As a prelude to this month’s spotlight on politics in Scotland to mark St Andrew’s Day, Dr Paul Hunneyball, assistant editor of the House of Lords 1558-1603 project, examines one of the most sensitive questions in early 17th century politics – should Scots be allowed to sit in English parliaments?…  Historical perceptions can be deceptive. The year 1603 is now primarily remembered as the moment when … Continue reading ‘None can sit here but a natural liegeman’: Scots at Westminster in the Jacobean era

First impressions of Westminster in the words of former MPs: back to school, into ‘Dracula’s castle’ or safe at home?

Ahead of Tuesday’s Virtual IHR Parliaments, Politics and People seminar, we hear from Emma Peplow & Priscila Pivatto, responsible for the History of Parliament Trust’s oral history project which is interviewing former MPs about their lives and experiences. They recently published The Political Lives of Postwar British MPs, an introduction and guide to the project. Emma & Priscila will be responding to your questions about … Continue reading First impressions of Westminster in the words of former MPs: back to school, into ‘Dracula’s castle’ or safe at home?

‘Manifest injustice and glaring violation of all truth’: Disputing controverted elections in the 18th-century Parliament

In the latest blog for the Georgian Lords, Dr Charles Littleton considers the way in which 18th-century elections were frequently decided on the results of petitions in Parliament, after the initial returns were challenged. The weeks before this year’s election in the USA have been marked with commentary considering the potential for voter fraud, disenfranchisement, and the role of the courts. Although on a much … Continue reading ‘Manifest injustice and glaring violation of all truth’: Disputing controverted elections in the 18th-century Parliament

Divorce, cuckoldry and bastardy: two unhappy medieval marriages

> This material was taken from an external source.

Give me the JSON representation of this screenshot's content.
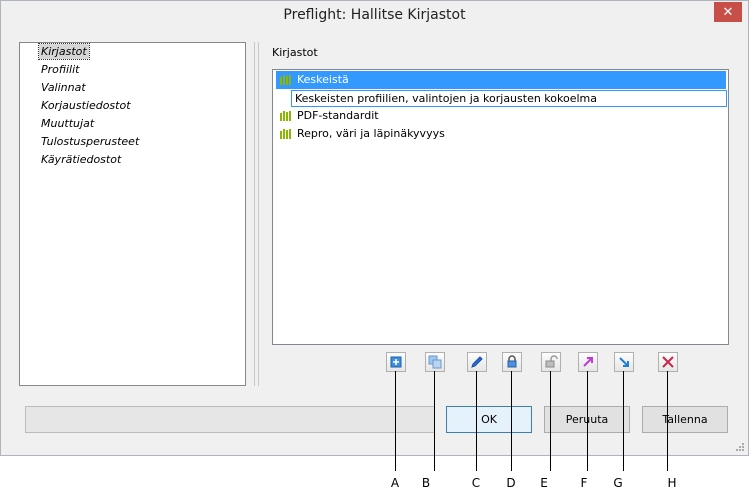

Today’s blog comes from Dr Charles Moreton, senior research fellow in our Commons 1461-1504 project, who begins our latest blog series all about parliamentarians’ marriages. Here Dr Moreton turns his attention to two particularly unhappy marriages during the 15th century… Unlike some of the blogs to come in this series, the following offers a couple of examples of unhappy marriages. Both of the parliamentarians in … Continue reading Divorce, cuckoldry and bastardy: two unhappy medieval marriages